#### [Aim of the exercise]
Copy, from the listing, every line in which the string "DIDComm" is present.
#### Data ####
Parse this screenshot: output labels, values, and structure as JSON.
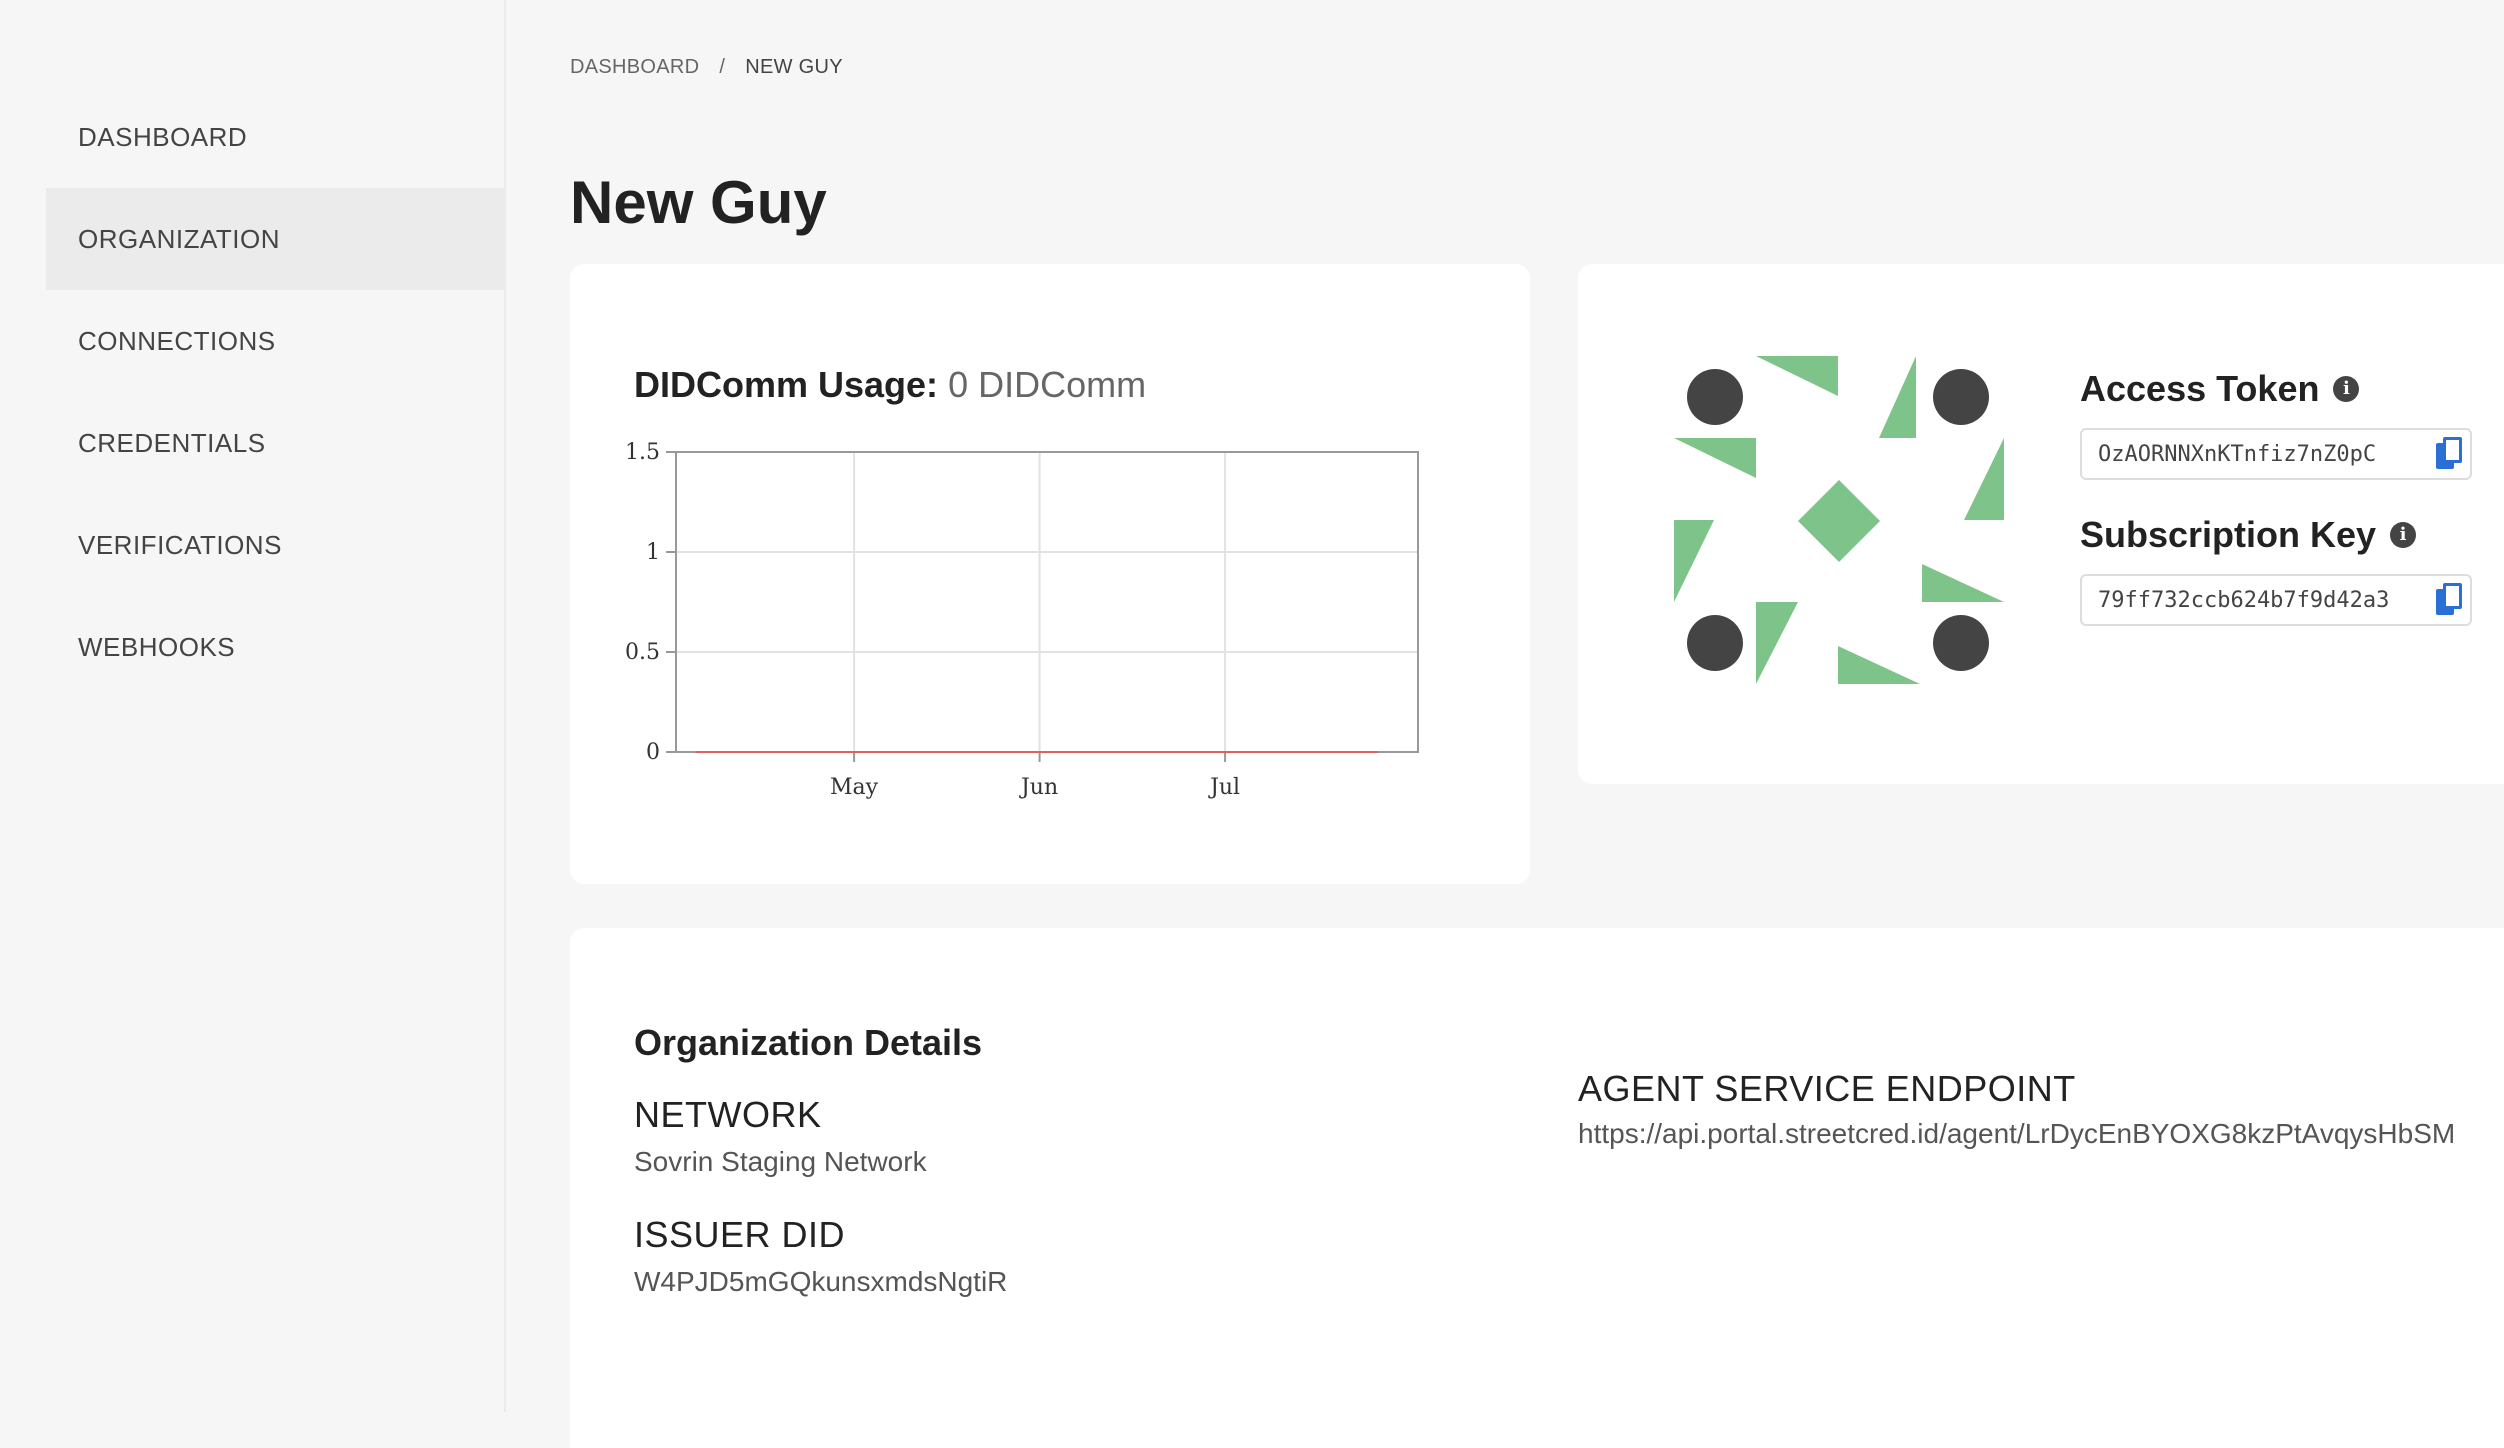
{
  "sidebar": {
    "items": [
      {
        "label": "DASHBOARD",
        "active": false
      },
      {
        "label": "ORGANIZATION",
        "active": true
      },
      {
        "label": "CONNECTIONS",
        "active": false
      },
      {
        "label": "CREDENTIALS",
        "active": false
      },
      {
        "label": "VERIFICATIONS",
        "active": false
      },
      {
        "label": "WEBHOOKS",
        "active": false
      }
    ]
  },
  "breadcrumb": {
    "root": "DASHBOARD",
    "separator": "/",
    "current": "NEW GUY"
  },
  "page": {
    "title": "New Guy"
  },
  "usage": {
    "title_label": "DIDComm Usage:",
    "title_value": "0 DIDComm"
  },
  "chart_data": {
    "type": "line",
    "title": "",
    "xlabel": "",
    "ylabel": "",
    "x_tick_labels": [
      "May",
      "Jun",
      "Jul"
    ],
    "y_tick_labels": [
      "0",
      "0.5",
      "1",
      "1.5"
    ],
    "ylim": [
      0,
      1.5
    ],
    "grid": true,
    "series": [
      {
        "values": [
          0,
          0,
          0,
          0,
          0,
          0,
          0,
          0,
          0,
          0,
          0,
          0,
          0,
          0
        ],
        "color": "#e06060"
      }
    ]
  },
  "tokens": {
    "access_token_label": "Access Token",
    "access_token_value": "OzAORNNXnKTnfiz7nZ0pC",
    "subscription_key_label": "Subscription Key",
    "subscription_key_value": "79ff732ccb624b7f9d42a3"
  },
  "details": {
    "title": "Organization Details",
    "network_label": "NETWORK",
    "network_value": "Sovrin Staging Network",
    "issuer_did_label": "ISSUER DID",
    "issuer_did_value": "W4PJD5mGQkunsxmdsNgtiR",
    "endpoint_label": "AGENT SERVICE ENDPOINT",
    "endpoint_value": "https://api.portal.streetcred.id/agent/LrDycEnBYOXG8kzPtAvqysHbSM"
  },
  "colors": {
    "identicon_green": "#7ec48a",
    "identicon_dark": "#444444",
    "copy_icon": "#2a6fd6",
    "series_line": "#e06060"
  }
}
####
#### [Response area]
    "title_label": "DIDComm Usage:",
    "title_value": "0 DIDComm"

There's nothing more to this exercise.